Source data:
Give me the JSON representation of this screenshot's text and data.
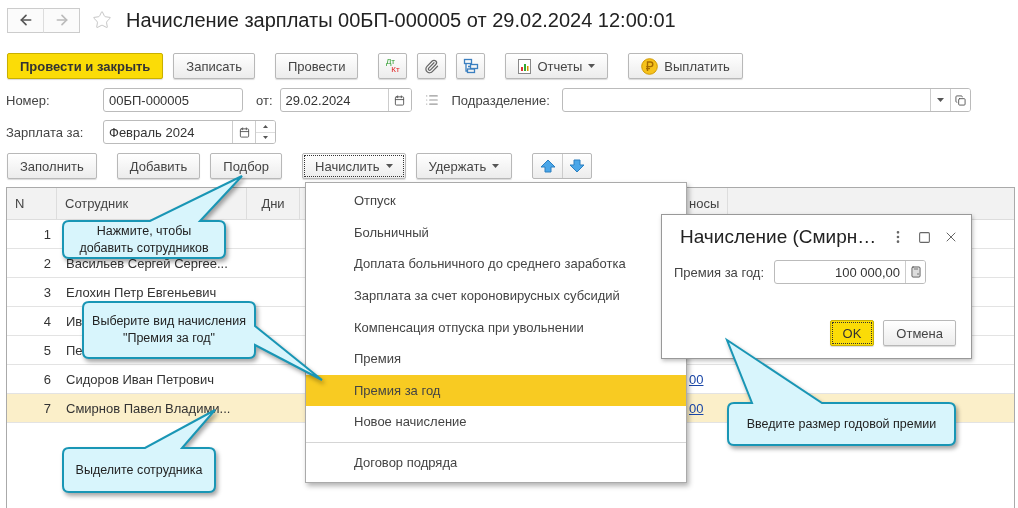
{
  "window": {
    "title": "Начисление зарплаты 00БП-000005 от 29.02.2024 12:00:01",
    "favorite": false
  },
  "toolbar": [
    {
      "kind": "primary",
      "label": "Провести и закрыть"
    },
    {
      "kind": "plain",
      "label": "Записать"
    },
    {
      "kind": "plain",
      "label": "Провести"
    },
    {
      "kind": "dtkt",
      "debit": "Дт",
      "credit": "Кт"
    },
    {
      "kind": "clip"
    },
    {
      "kind": "tree"
    },
    {
      "kind": "report",
      "label": "Отчеты"
    },
    {
      "kind": "coin",
      "label": "Выплатить"
    }
  ],
  "form": {
    "number": {
      "label": "Номер:",
      "value": "00БП-000005"
    },
    "date": {
      "label": "от:",
      "value": "29.02.2024"
    },
    "department": {
      "label": "Подразделение:"
    },
    "period": {
      "label": "Зарплата за:",
      "value": "Февраль 2024"
    }
  },
  "table_toolbar": [
    {
      "kind": "plain",
      "label": "Заполнить"
    },
    {
      "kind": "plain",
      "label": "Добавить"
    },
    {
      "kind": "plain",
      "label": "Подбор"
    },
    {
      "kind": "menu",
      "label": "Начислить",
      "expanded": true
    },
    {
      "kind": "menu",
      "label": "Удержать",
      "expanded": false
    },
    {
      "kind": "up"
    },
    {
      "kind": "down"
    }
  ],
  "table": {
    "columns": [
      {
        "label": "N"
      },
      {
        "label": "Сотрудник"
      },
      {
        "label": "Дни"
      },
      {
        "label": "носы"
      }
    ],
    "rows": [
      {
        "n": "1",
        "selected": false
      },
      {
        "n": "2",
        "employee": "Васильев Сергей Сергее...",
        "selected": false
      },
      {
        "n": "3",
        "employee": "Елохин Петр Евгеньевич",
        "selected": false
      },
      {
        "n": "4",
        "employee": "Ив",
        "selected": false
      },
      {
        "n": "5",
        "employee": "Пе",
        "selected": false
      },
      {
        "n": "6",
        "employee": "Сидоров Иван Петрович",
        "amount": "00",
        "selected": false
      },
      {
        "n": "7",
        "employee": "Смирнов Павел Владими...",
        "amount": "00",
        "selected": true
      }
    ]
  },
  "menu": {
    "groups": [
      [
        {
          "label": "Отпуск",
          "selected": false
        },
        {
          "label": "Больничный",
          "selected": false
        },
        {
          "label": "Доплата больничного до среднего заработка",
          "selected": false
        },
        {
          "label": "Зарплата за счет короновирусных субсидий",
          "selected": false
        },
        {
          "label": "Компенсация отпуска при увольнении",
          "selected": false
        },
        {
          "label": "Премия",
          "selected": false
        },
        {
          "label": "Премия за год",
          "selected": true
        },
        {
          "label": "Новое начисление",
          "selected": false
        }
      ],
      [
        {
          "label": "Договор подряда",
          "selected": false
        }
      ]
    ]
  },
  "dialog": {
    "title": "Начисление (Смирн…",
    "field": {
      "label": "Премия за год:",
      "value": "100 000,00"
    },
    "buttons": [
      {
        "kind": "primary",
        "label": "OK"
      },
      {
        "kind": "plain",
        "label": "Отмена"
      }
    ]
  },
  "callouts": [
    {
      "text": "Нажмите, чтобы добавить сотрудников"
    },
    {
      "text": "Выберите вид начисления \"Премия за год\""
    },
    {
      "text": "Выделите сотрудника"
    },
    {
      "text": "Введите размер годовой премии"
    }
  ]
}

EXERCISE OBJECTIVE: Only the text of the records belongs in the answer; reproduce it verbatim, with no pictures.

ANSWER SECTION:
Give me the JSON representation of this screenshot's text and data.
{
  "window": {
    "title": "Начисление зарплаты 00БП-000005 от 29.02.2024 12:00:01",
    "favorite": false
  },
  "toolbar": [
    {
      "kind": "primary",
      "label": "Провести и закрыть"
    },
    {
      "kind": "plain",
      "label": "Записать"
    },
    {
      "kind": "plain",
      "label": "Провести"
    },
    {
      "kind": "dtkt",
      "debit": "Дт",
      "credit": "Кт"
    },
    {
      "kind": "clip"
    },
    {
      "kind": "tree"
    },
    {
      "kind": "report",
      "label": "Отчеты"
    },
    {
      "kind": "coin",
      "label": "Выплатить"
    }
  ],
  "form": {
    "number": {
      "label": "Номер:",
      "value": "00БП-000005"
    },
    "date": {
      "label": "от:",
      "value": "29.02.2024"
    },
    "department": {
      "label": "Подразделение:"
    },
    "period": {
      "label": "Зарплата за:",
      "value": "Февраль 2024"
    }
  },
  "table_toolbar": [
    {
      "kind": "plain",
      "label": "Заполнить"
    },
    {
      "kind": "plain",
      "label": "Добавить"
    },
    {
      "kind": "plain",
      "label": "Подбор"
    },
    {
      "kind": "menu",
      "label": "Начислить",
      "expanded": true
    },
    {
      "kind": "menu",
      "label": "Удержать",
      "expanded": false
    },
    {
      "kind": "up"
    },
    {
      "kind": "down"
    }
  ],
  "table": {
    "columns": [
      {
        "label": "N"
      },
      {
        "label": "Сотрудник"
      },
      {
        "label": "Дни"
      },
      {
        "label": "носы"
      }
    ],
    "rows": [
      {
        "n": "1",
        "selected": false
      },
      {
        "n": "2",
        "employee": "Васильев Сергей Сергее...",
        "selected": false
      },
      {
        "n": "3",
        "employee": "Елохин Петр Евгеньевич",
        "selected": false
      },
      {
        "n": "4",
        "employee": "Ив",
        "selected": false
      },
      {
        "n": "5",
        "employee": "Пе",
        "selected": false
      },
      {
        "n": "6",
        "employee": "Сидоров Иван Петрович",
        "amount": "00",
        "selected": false
      },
      {
        "n": "7",
        "employee": "Смирнов Павел Владими...",
        "amount": "00",
        "selected": true
      }
    ]
  },
  "menu": {
    "groups": [
      [
        {
          "label": "Отпуск",
          "selected": false
        },
        {
          "label": "Больничный",
          "selected": false
        },
        {
          "label": "Доплата больничного до среднего заработка",
          "selected": false
        },
        {
          "label": "Зарплата за счет короновирусных субсидий",
          "selected": false
        },
        {
          "label": "Компенсация отпуска при увольнении",
          "selected": false
        },
        {
          "label": "Премия",
          "selected": false
        },
        {
          "label": "Премия за год",
          "selected": true
        },
        {
          "label": "Новое начисление",
          "selected": false
        }
      ],
      [
        {
          "label": "Договор подряда",
          "selected": false
        }
      ]
    ]
  },
  "dialog": {
    "title": "Начисление (Смирн…",
    "field": {
      "label": "Премия за год:",
      "value": "100 000,00"
    },
    "buttons": [
      {
        "kind": "primary",
        "label": "OK"
      },
      {
        "kind": "plain",
        "label": "Отмена"
      }
    ]
  },
  "callouts": [
    {
      "text": "Нажмите, чтобы добавить сотрудников"
    },
    {
      "text": "Выберите вид начисления \"Премия за год\""
    },
    {
      "text": "Выделите сотрудника"
    },
    {
      "text": "Введите размер годовой премии"
    }
  ]
}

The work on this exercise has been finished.